Unique Assets Requiring Custom, Updating Metadata
NFTs are also a good fit for unique assets that require custom—and often updating—metadata. A brand-new climate asset whose value depends on the amount of carbon credits it generates over time. A Tesla with metadata on its ongoing mileage and vehicle history. A 12-month rental agreement with $2,600 in cash flow every month, updated monthly. A patent with an expiration date 10 years from now.
The ability to continuously update an NFT’s metadata over time with relevant information about an asset is critical for many asset types. Tokenizing these assets also provides outsized benefits to the entire market by reducing information asymmetry with fully onchain metadata, enabling automatic pricing based on standardized metadata parameters, and empowering better price discovery across similar assets due to increased liquidity and accessibility.
The Role of Chainlink in Asset-Backed NFTs
The Chainlink Network connects the world to blockchains, and blockchains to the world.
An asset-backed NFT must have a connection to its offchain counterpart. Chainlink’s role is to connect the two together, and then help facilitate the movement of that token across the entire blockchain ecosystem, providing all the data, compute, and cross-chain needs for any real-world NFT asset.

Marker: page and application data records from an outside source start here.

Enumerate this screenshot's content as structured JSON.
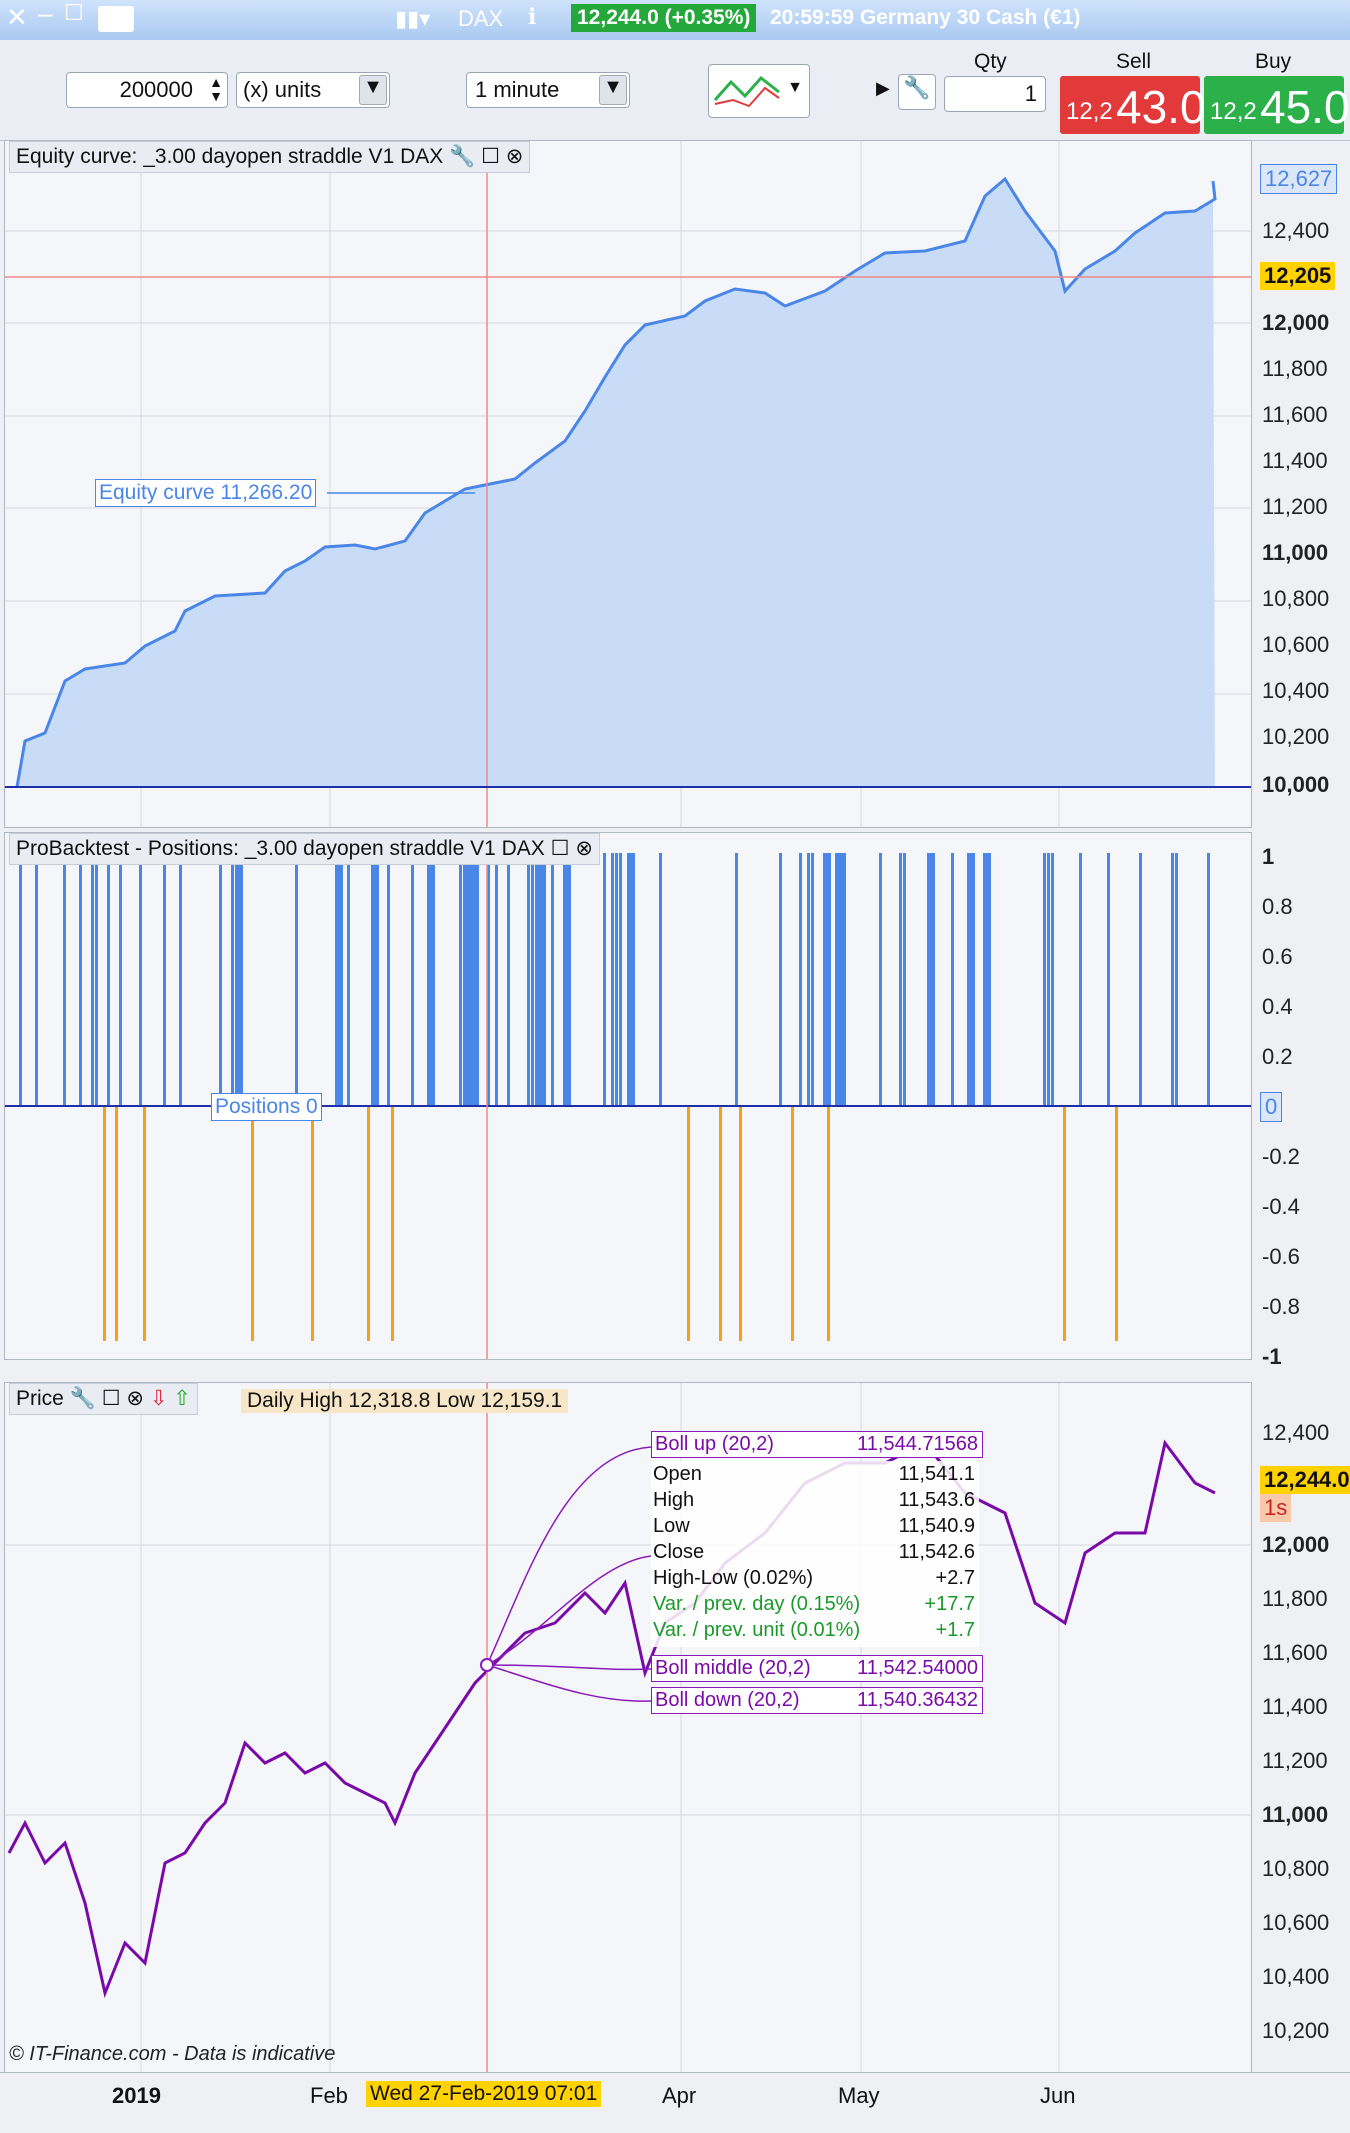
{
  "window": {
    "symbol": "DAX",
    "price_change": "12,244.0 (+0.35%)",
    "time_and_name": "20:59:59 Germany 30 Cash (€1)"
  },
  "toolbar": {
    "amount": "200000",
    "units": "(x) units",
    "timeframe": "1 minute",
    "qty_label": "Qty",
    "qty_value": "1",
    "sell_label": "Sell",
    "sell_prefix": "12,2",
    "sell_big": "43.0",
    "buy_label": "Buy",
    "buy_prefix": "12,2",
    "buy_big": "45.0"
  },
  "equity_panel": {
    "title": "Equity curve: _3.00 dayopen straddle V1 DAX",
    "cursor_label": "Equity curve  11,266.20",
    "last_value": "12,627",
    "cursor_value": "12,205",
    "ticks": [
      "12,400",
      "12,000",
      "11,800",
      "11,600",
      "11,400",
      "11,200",
      "11,000",
      "10,800",
      "10,600",
      "10,400",
      "10,200",
      "10,000"
    ]
  },
  "positions_panel": {
    "title": "ProBacktest - Positions: _3.00 dayopen straddle V1 DAX",
    "cursor_label": "Positions  0",
    "zero_badge": "0",
    "ticks": [
      "1",
      "0.8",
      "0.6",
      "0.4",
      "0.2",
      "-0.2",
      "-0.4",
      "-0.6",
      "-0.8",
      "-1"
    ]
  },
  "price_panel": {
    "title": "Price",
    "daily_text": "Daily High 12,318.8  Low 12,159.1",
    "last_value": "12,244.0",
    "countdown": "1s",
    "ticks": [
      "12,400",
      "12,000",
      "11,800",
      "11,600",
      "11,400",
      "11,200",
      "11,000",
      "10,800",
      "10,600",
      "10,400",
      "10,200"
    ],
    "copyright": "© IT-Finance.com - Data is indicative"
  },
  "tooltip": {
    "boll_up_label": "Boll up (20,2)",
    "boll_up_value": "11,544.71568",
    "open_label": "Open",
    "open_value": "11,541.1",
    "high_label": "High",
    "high_value": "11,543.6",
    "low_label": "Low",
    "low_value": "11,540.9",
    "close_label": "Close",
    "close_value": "11,542.6",
    "hl_label": "High-Low (0.02%)",
    "hl_value": "+2.7",
    "vpd_label": "Var. / prev. day (0.15%)",
    "vpd_value": "+17.7",
    "vpu_label": "Var. / prev. unit (0.01%)",
    "vpu_value": "+1.7",
    "boll_mid_label": "Boll middle (20,2)",
    "boll_mid_value": "11,542.54000",
    "boll_down_label": "Boll down (20,2)",
    "boll_down_value": "11,540.36432"
  },
  "xaxis": {
    "labels": [
      "2019",
      "Feb",
      "Apr",
      "May",
      "Jun"
    ],
    "cursor_date": "Wed 27-Feb-2019 07:01"
  },
  "colors": {
    "accent_blue": "#4a86e8",
    "orange": "#f6a01a",
    "purple": "#7a0aa8",
    "sell": "#e23a3a",
    "buy": "#2bb04a"
  }
}
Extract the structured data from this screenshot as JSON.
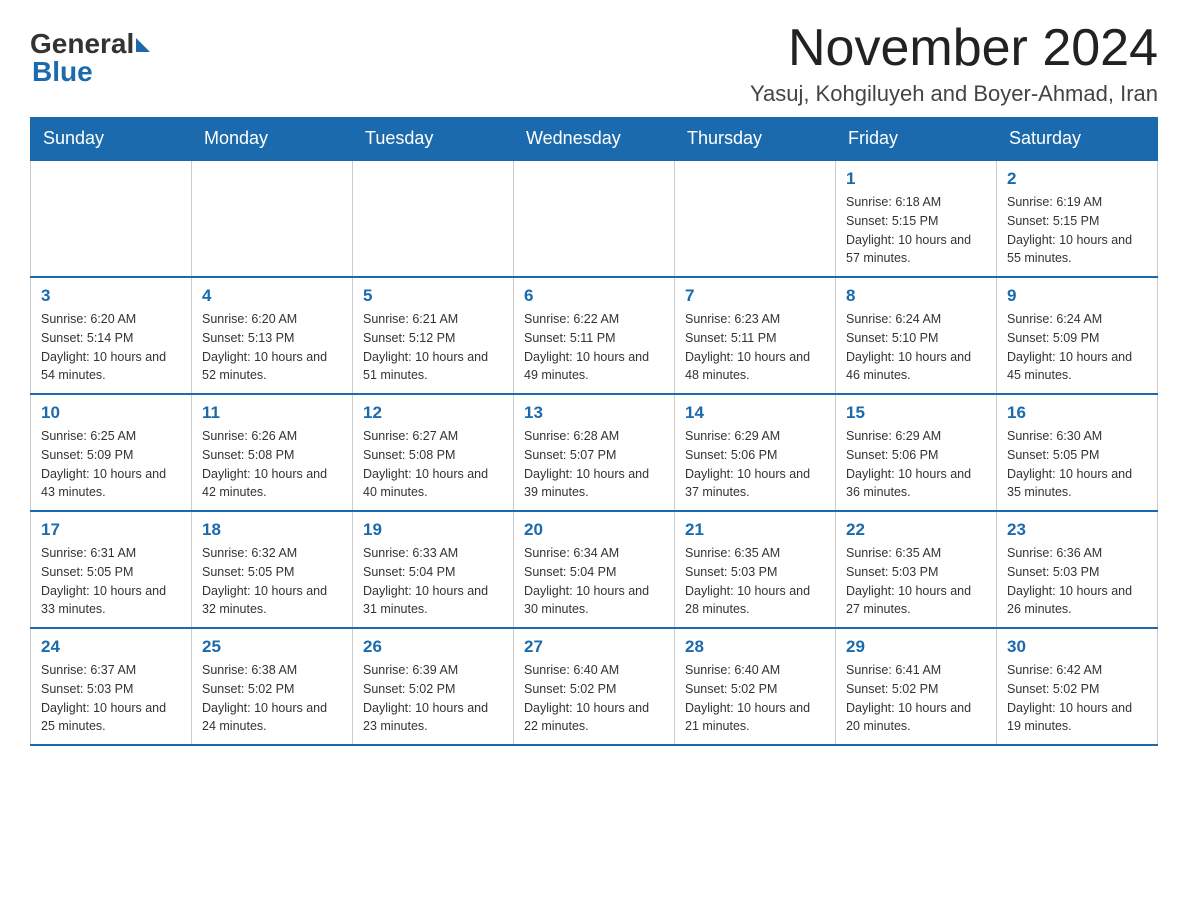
{
  "header": {
    "logo_general": "General",
    "logo_blue": "Blue",
    "title": "November 2024",
    "subtitle": "Yasuj, Kohgiluyeh and Boyer-Ahmad, Iran"
  },
  "days_of_week": [
    "Sunday",
    "Monday",
    "Tuesday",
    "Wednesday",
    "Thursday",
    "Friday",
    "Saturday"
  ],
  "weeks": [
    {
      "days": [
        {
          "number": "",
          "info": ""
        },
        {
          "number": "",
          "info": ""
        },
        {
          "number": "",
          "info": ""
        },
        {
          "number": "",
          "info": ""
        },
        {
          "number": "",
          "info": ""
        },
        {
          "number": "1",
          "info": "Sunrise: 6:18 AM\nSunset: 5:15 PM\nDaylight: 10 hours and 57 minutes."
        },
        {
          "number": "2",
          "info": "Sunrise: 6:19 AM\nSunset: 5:15 PM\nDaylight: 10 hours and 55 minutes."
        }
      ]
    },
    {
      "days": [
        {
          "number": "3",
          "info": "Sunrise: 6:20 AM\nSunset: 5:14 PM\nDaylight: 10 hours and 54 minutes."
        },
        {
          "number": "4",
          "info": "Sunrise: 6:20 AM\nSunset: 5:13 PM\nDaylight: 10 hours and 52 minutes."
        },
        {
          "number": "5",
          "info": "Sunrise: 6:21 AM\nSunset: 5:12 PM\nDaylight: 10 hours and 51 minutes."
        },
        {
          "number": "6",
          "info": "Sunrise: 6:22 AM\nSunset: 5:11 PM\nDaylight: 10 hours and 49 minutes."
        },
        {
          "number": "7",
          "info": "Sunrise: 6:23 AM\nSunset: 5:11 PM\nDaylight: 10 hours and 48 minutes."
        },
        {
          "number": "8",
          "info": "Sunrise: 6:24 AM\nSunset: 5:10 PM\nDaylight: 10 hours and 46 minutes."
        },
        {
          "number": "9",
          "info": "Sunrise: 6:24 AM\nSunset: 5:09 PM\nDaylight: 10 hours and 45 minutes."
        }
      ]
    },
    {
      "days": [
        {
          "number": "10",
          "info": "Sunrise: 6:25 AM\nSunset: 5:09 PM\nDaylight: 10 hours and 43 minutes."
        },
        {
          "number": "11",
          "info": "Sunrise: 6:26 AM\nSunset: 5:08 PM\nDaylight: 10 hours and 42 minutes."
        },
        {
          "number": "12",
          "info": "Sunrise: 6:27 AM\nSunset: 5:08 PM\nDaylight: 10 hours and 40 minutes."
        },
        {
          "number": "13",
          "info": "Sunrise: 6:28 AM\nSunset: 5:07 PM\nDaylight: 10 hours and 39 minutes."
        },
        {
          "number": "14",
          "info": "Sunrise: 6:29 AM\nSunset: 5:06 PM\nDaylight: 10 hours and 37 minutes."
        },
        {
          "number": "15",
          "info": "Sunrise: 6:29 AM\nSunset: 5:06 PM\nDaylight: 10 hours and 36 minutes."
        },
        {
          "number": "16",
          "info": "Sunrise: 6:30 AM\nSunset: 5:05 PM\nDaylight: 10 hours and 35 minutes."
        }
      ]
    },
    {
      "days": [
        {
          "number": "17",
          "info": "Sunrise: 6:31 AM\nSunset: 5:05 PM\nDaylight: 10 hours and 33 minutes."
        },
        {
          "number": "18",
          "info": "Sunrise: 6:32 AM\nSunset: 5:05 PM\nDaylight: 10 hours and 32 minutes."
        },
        {
          "number": "19",
          "info": "Sunrise: 6:33 AM\nSunset: 5:04 PM\nDaylight: 10 hours and 31 minutes."
        },
        {
          "number": "20",
          "info": "Sunrise: 6:34 AM\nSunset: 5:04 PM\nDaylight: 10 hours and 30 minutes."
        },
        {
          "number": "21",
          "info": "Sunrise: 6:35 AM\nSunset: 5:03 PM\nDaylight: 10 hours and 28 minutes."
        },
        {
          "number": "22",
          "info": "Sunrise: 6:35 AM\nSunset: 5:03 PM\nDaylight: 10 hours and 27 minutes."
        },
        {
          "number": "23",
          "info": "Sunrise: 6:36 AM\nSunset: 5:03 PM\nDaylight: 10 hours and 26 minutes."
        }
      ]
    },
    {
      "days": [
        {
          "number": "24",
          "info": "Sunrise: 6:37 AM\nSunset: 5:03 PM\nDaylight: 10 hours and 25 minutes."
        },
        {
          "number": "25",
          "info": "Sunrise: 6:38 AM\nSunset: 5:02 PM\nDaylight: 10 hours and 24 minutes."
        },
        {
          "number": "26",
          "info": "Sunrise: 6:39 AM\nSunset: 5:02 PM\nDaylight: 10 hours and 23 minutes."
        },
        {
          "number": "27",
          "info": "Sunrise: 6:40 AM\nSunset: 5:02 PM\nDaylight: 10 hours and 22 minutes."
        },
        {
          "number": "28",
          "info": "Sunrise: 6:40 AM\nSunset: 5:02 PM\nDaylight: 10 hours and 21 minutes."
        },
        {
          "number": "29",
          "info": "Sunrise: 6:41 AM\nSunset: 5:02 PM\nDaylight: 10 hours and 20 minutes."
        },
        {
          "number": "30",
          "info": "Sunrise: 6:42 AM\nSunset: 5:02 PM\nDaylight: 10 hours and 19 minutes."
        }
      ]
    }
  ]
}
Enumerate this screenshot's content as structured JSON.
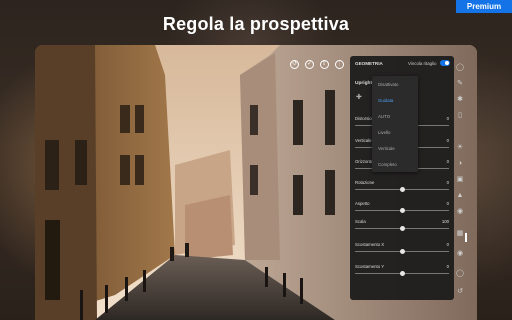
{
  "banner": {
    "premium_label": "Premium"
  },
  "headline": "Regola la prospettiva",
  "toolbar_icons": [
    "undo-icon",
    "check-icon",
    "share-icon",
    "more-icon"
  ],
  "panel": {
    "title": "GEOMETRIA",
    "crop_lock_label": "Vincola ritaglio",
    "crop_lock_on": true,
    "upright_label": "Upright",
    "rows": [
      {
        "label": "Distorsione",
        "value": "0",
        "fraction": 0.5
      },
      {
        "label": "Verticale",
        "value": "0",
        "fraction": 0.5
      },
      {
        "label": "Orizzontale",
        "value": "0",
        "fraction": 0.5
      },
      {
        "label": "Rotazione",
        "value": "0",
        "fraction": 0.5
      },
      {
        "label": "Aspetto",
        "value": "0",
        "fraction": 0.5
      },
      {
        "label": "Scala",
        "value": "100",
        "fraction": 0.5
      },
      {
        "label": "Scostamento X",
        "value": "0",
        "fraction": 0.5
      },
      {
        "label": "Scostamento Y",
        "value": "0",
        "fraction": 0.5
      }
    ],
    "dropdown": {
      "options": [
        "Disattivato",
        "Guidata",
        "AUTO",
        "Livello",
        "Verticale",
        "Completo"
      ],
      "selected_index": 1
    }
  },
  "rail_icons": [
    "circle-icon",
    "brush-icon",
    "heal-icon",
    "eraser-icon",
    "light-icon",
    "color-icon",
    "effects-icon",
    "detail-icon",
    "optics-icon",
    "geometry-icon",
    "presets-icon",
    "versions-icon",
    "history-icon"
  ],
  "colors": {
    "accent": "#1473e6",
    "premium": "#1473e6",
    "panel_bg": "#1c1c1c"
  }
}
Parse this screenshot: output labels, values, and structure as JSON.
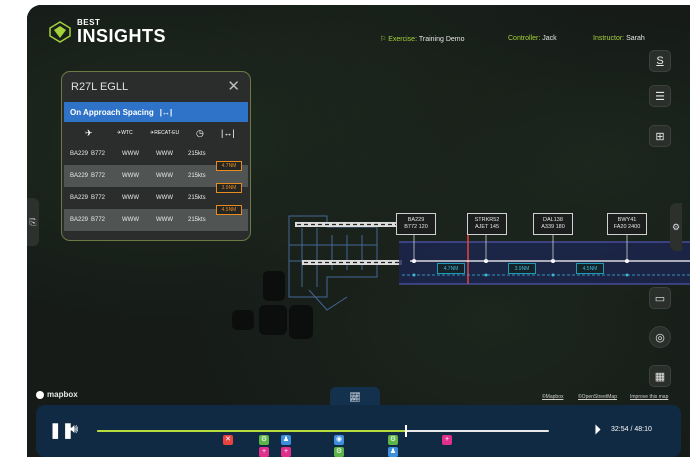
{
  "header": {
    "logo_small": "BEST",
    "logo_big": "INSIGHTS",
    "exercise_key": "Exercise:",
    "exercise_value": "Training Demo",
    "controller_key": "Controller:",
    "controller_value": "Jack",
    "instructor_key": "Instructor:",
    "instructor_value": "Sarah"
  },
  "right_toolbar": {
    "icons": [
      "signature-icon",
      "notes-icon",
      "clipboard-plus-icon",
      "gear-icon",
      "comment-icon",
      "compass-icon",
      "map-icon"
    ]
  },
  "panel": {
    "title": "R27L EGLL",
    "close": "✕",
    "section": "On Approach Spacing",
    "section_icon": "|↔|",
    "columns": [
      "✈",
      "WTC",
      "RECAT-EU",
      "◷",
      "|↔|"
    ],
    "rows": [
      {
        "callsign": "BA229",
        "type": "B772",
        "wtc": "WWW",
        "recat": "WWW",
        "speed": "215kts"
      },
      {
        "callsign": "BA229",
        "type": "B772",
        "wtc": "WWW",
        "recat": "WWW",
        "speed": "215kts"
      },
      {
        "callsign": "BA229",
        "type": "B772",
        "wtc": "WWW",
        "recat": "WWW",
        "speed": "215kts"
      },
      {
        "callsign": "BA229",
        "type": "B772",
        "wtc": "WWW",
        "recat": "WWW",
        "speed": "215kts"
      }
    ],
    "spacings": [
      "4.7NM",
      "3.9NM",
      "4.5NM"
    ]
  },
  "aircraft_labels": [
    {
      "l1": "BA229",
      "l2": "B772 120"
    },
    {
      "l1": "STRKR52",
      "l2": "AJET 145"
    },
    {
      "l1": "DAL138",
      "l2": "A339 180"
    },
    {
      "l1": "BWY41",
      "l2": "FA20 2400"
    }
  ],
  "distances": [
    "4.7NM",
    "3.9NM",
    "4.5NM"
  ],
  "map_footer": {
    "brand": "mapbox",
    "attr1": "©Mapbox",
    "attr2": "©OpenStreetMap",
    "attr3": "Improve this map"
  },
  "player": {
    "time": "32:54 / 48:10",
    "progress": 0.683,
    "colors": {
      "red": "#e8433f",
      "green": "#5cb546",
      "blue": "#3c8fdc",
      "pink": "#e0308d",
      "lime": "#b7dc3d"
    }
  }
}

- Phase One: Tokenization. Chainlink Proof of Reserve helps verify offchain reserves and brings reserve data onchain in a decentralized manner to provide users with increased confidence that any given token is backed by its offchain counterpart.
- Phase Two: Data Enrichment. Chainlink Functions connects offchain data sources to smart contracts, which can be used to update the asset-backed NFTs with relevant metadata in a secure, reliable, and trust-minimized manner.
- Phase Three: Movement. Chainlink Cross-Chain Interoperability Protocol (CCIP) can be used to build cross-chain NFTs, or NFTs that can be moved across any chain, which unlocks even more liquidity and counterparties for asset-backed NFTs.
The Future Is On
Real-world asset tokenization is how society transitions the many assets that already exist in the world today to a superior digital format, and NFTs will play a critical role in this emerging onchain economy.
Imagine a future where every product, from a vintage wine bottle to an invaluable art piece, can be easily traced using verifiable data inputs and onchain ownership. A world where verifying a degree is as simple as sending a one-click, cryptographic proof-of-degree to an employer. The decentralized, transparent, and autonomous nature of smart contracts enables a new world of efficiencies for the assets and data that are integral to our lives. But to bring this vision to reality, the world has to connect to blockchains, and that starts with real-world asset tokenization.